, Volume 28, Issue 2 Supplement, pp 556-562,
Open Access This content is freely available online to anyone, anywhere at any time.
Date: 27 Jun 2013

Gender Differences Among Veterans Deployed in Support of the Wars in Afghanistan and Iraq

ABSTRACT

BACKGROUND

The changing scope of women’s roles in combat operations has led to growing interest in women’s deployment experiences and post-deployment adjustment.

OBJECTIVES

To quantify the gender-specific frequency of deployment stressors, including sexual and non-sexual harassment, lack of social support and combat exposure. To quantify gender-specific post-deployment mental health conditions and associations between deployment stressors and posttraumatic stress disorder (PTSD), to inform the care of Veterans returning from the current conflicts.

DESIGN

National mail survey of OEF/OIF Veterans randomly sampled within gender, with women oversampled.

SETTING

The community.

PARTICIPANTS

In total, 1,207 female and 1,137 male Veterans from a roster of all Operation Enduring Freedom/Operation Iraqi Freedom (OEF/OIF) Veterans. Response rate was 48.6 %.

MAIN MEASURES

Deployment stressors (including combat and harassment stress), PTSD, depression, anxiety and alcohol use, all measured via self-report.

KEY RESULTS

Women were more likely to report sexual harassment (OR = 8.7, 95% CI: 6.9, 11) but less likely to report combat (OR = 0 .62, 95 % CI: 0.50, 0.76). Women and men were equally likely to report symptoms consistent with probable PTSD (OR = 0 .87, 95 % CI: 0.70, 1.1) and symptomatic anxiety (OR  =  1.1, 9 5% CI: 0.86, 1.3). Women were more likely to report probable depression (OR = 1.3, 95 % CI: 1.1, 1.6) and less likely to report problematic alcohol use (OR  = 0 .59, 9 5% CI: 0.47, 0.72). With a five-point change in harassment stress, adjusted odds ratios for PTSD were 1.36 (95 % CI: 1.23, 1.52) for women and 1.38 (95 % CI: 1.19, 1.61) for men. The analogous associations between combat stress and PTSD were 1.31 (95 % CI: 1.24, 1.39) and 1.31 (95 % CI: 1.26, 1.36), respectively.

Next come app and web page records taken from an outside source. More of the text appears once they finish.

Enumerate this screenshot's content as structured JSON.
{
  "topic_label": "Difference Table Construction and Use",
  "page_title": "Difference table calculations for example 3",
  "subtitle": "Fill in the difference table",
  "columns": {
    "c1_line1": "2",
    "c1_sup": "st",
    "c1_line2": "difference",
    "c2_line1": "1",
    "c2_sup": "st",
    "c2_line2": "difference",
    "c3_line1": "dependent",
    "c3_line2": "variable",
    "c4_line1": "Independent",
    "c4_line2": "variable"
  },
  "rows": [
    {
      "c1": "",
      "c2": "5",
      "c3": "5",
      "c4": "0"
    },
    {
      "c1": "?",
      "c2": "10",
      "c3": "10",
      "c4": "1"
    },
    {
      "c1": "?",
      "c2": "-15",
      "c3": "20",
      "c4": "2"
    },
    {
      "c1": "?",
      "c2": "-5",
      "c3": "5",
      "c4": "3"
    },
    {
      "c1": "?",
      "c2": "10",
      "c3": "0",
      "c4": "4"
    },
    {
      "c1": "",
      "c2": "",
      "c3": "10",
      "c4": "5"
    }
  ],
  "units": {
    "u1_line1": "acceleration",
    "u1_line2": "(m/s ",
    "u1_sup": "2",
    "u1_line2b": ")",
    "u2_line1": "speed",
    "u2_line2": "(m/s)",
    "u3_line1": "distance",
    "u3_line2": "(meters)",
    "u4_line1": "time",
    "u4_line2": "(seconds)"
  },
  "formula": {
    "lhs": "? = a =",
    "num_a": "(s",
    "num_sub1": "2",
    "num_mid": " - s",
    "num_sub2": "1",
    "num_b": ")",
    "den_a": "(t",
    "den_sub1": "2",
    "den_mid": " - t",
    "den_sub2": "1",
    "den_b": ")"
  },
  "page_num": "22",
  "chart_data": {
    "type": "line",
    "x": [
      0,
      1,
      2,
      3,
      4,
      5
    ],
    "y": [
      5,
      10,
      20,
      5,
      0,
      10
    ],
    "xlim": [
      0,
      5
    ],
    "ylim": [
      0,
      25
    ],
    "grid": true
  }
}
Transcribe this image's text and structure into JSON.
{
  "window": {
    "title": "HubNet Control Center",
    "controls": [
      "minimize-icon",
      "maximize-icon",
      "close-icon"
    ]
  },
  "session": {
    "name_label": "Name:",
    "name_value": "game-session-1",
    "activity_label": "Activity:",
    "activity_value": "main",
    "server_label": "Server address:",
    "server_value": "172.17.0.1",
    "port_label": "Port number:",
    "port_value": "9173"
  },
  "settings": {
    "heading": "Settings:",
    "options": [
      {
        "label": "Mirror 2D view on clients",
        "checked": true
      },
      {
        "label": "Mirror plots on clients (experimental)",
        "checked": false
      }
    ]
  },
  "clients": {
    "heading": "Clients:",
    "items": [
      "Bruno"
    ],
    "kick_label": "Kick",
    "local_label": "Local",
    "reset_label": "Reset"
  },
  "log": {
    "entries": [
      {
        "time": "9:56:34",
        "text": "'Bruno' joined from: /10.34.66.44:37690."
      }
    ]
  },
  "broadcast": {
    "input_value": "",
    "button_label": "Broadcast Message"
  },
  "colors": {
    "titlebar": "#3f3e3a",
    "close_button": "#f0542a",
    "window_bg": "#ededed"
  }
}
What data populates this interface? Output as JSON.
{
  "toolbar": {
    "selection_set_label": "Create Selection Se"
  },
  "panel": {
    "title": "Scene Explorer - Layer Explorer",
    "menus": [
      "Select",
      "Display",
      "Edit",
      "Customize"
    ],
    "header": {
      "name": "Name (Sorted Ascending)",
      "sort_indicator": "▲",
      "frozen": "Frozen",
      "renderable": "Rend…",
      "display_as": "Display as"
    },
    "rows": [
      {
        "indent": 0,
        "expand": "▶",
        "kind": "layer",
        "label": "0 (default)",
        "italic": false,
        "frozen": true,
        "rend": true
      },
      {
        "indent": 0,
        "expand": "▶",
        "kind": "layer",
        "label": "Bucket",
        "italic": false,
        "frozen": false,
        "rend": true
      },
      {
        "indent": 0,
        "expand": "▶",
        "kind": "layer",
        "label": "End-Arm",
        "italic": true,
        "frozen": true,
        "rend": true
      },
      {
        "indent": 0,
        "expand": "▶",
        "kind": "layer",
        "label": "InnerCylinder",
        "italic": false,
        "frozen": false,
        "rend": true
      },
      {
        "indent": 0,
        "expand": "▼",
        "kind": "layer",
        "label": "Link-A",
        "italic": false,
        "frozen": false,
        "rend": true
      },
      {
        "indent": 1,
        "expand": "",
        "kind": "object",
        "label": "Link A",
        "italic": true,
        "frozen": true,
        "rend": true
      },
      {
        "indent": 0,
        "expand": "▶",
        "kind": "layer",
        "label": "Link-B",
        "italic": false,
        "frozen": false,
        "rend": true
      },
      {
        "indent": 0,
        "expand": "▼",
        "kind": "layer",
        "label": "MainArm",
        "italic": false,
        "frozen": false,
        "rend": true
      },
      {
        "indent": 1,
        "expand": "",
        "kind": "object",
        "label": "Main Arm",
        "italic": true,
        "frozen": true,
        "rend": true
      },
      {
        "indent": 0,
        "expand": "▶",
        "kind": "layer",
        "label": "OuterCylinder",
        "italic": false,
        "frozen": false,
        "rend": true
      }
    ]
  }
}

CONCLUSIONS

Although there are important gender differences in deployment stressors—including women’s increased risk of interpersonal stressors—and post-deployment adjustment, there are also significant similarities. The post-deployment adjustment of our nation’s growing population of female Veterans seems comparable to that of our nation’s male Veterans.